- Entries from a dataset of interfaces
**********
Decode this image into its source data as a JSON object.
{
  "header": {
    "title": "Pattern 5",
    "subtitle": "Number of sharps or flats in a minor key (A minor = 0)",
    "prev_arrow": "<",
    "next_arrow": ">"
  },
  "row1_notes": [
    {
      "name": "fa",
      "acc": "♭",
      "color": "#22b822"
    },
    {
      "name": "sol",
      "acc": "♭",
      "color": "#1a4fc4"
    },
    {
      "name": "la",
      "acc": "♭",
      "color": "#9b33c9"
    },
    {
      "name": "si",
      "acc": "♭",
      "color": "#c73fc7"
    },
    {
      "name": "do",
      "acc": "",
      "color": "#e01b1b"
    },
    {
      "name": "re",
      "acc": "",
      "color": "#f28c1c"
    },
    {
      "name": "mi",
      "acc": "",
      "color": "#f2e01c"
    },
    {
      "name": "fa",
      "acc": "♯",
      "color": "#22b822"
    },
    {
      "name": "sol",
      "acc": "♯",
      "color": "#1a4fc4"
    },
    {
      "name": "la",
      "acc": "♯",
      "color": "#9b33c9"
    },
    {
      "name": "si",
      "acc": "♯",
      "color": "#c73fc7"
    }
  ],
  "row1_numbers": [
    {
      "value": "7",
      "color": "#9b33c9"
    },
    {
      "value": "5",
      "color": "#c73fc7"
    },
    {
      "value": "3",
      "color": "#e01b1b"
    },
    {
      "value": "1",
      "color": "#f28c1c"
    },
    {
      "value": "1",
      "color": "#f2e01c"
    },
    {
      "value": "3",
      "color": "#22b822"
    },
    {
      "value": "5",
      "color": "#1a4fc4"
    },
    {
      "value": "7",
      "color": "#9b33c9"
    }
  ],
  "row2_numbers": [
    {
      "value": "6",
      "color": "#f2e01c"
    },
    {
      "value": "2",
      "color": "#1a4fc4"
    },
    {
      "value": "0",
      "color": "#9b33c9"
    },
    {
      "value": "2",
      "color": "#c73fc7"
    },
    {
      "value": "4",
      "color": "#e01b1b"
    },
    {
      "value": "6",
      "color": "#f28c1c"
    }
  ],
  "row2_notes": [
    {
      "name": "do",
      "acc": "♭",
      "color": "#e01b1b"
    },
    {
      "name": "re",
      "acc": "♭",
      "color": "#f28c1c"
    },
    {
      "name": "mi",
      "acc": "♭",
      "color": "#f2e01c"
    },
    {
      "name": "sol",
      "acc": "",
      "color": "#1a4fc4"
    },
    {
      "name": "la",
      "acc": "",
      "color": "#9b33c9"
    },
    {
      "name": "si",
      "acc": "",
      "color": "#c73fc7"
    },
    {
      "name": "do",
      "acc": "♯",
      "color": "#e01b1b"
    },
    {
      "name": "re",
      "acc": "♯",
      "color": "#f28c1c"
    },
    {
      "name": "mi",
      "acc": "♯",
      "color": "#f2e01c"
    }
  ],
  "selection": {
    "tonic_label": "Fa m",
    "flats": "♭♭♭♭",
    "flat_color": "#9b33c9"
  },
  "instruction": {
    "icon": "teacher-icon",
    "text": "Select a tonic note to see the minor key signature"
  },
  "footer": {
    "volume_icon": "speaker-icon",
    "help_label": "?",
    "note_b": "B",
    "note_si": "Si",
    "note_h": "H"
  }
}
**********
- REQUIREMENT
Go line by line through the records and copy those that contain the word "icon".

- TASK ANSWER
    "icon": "teacher-icon",
    "volume_icon": "speaker-icon",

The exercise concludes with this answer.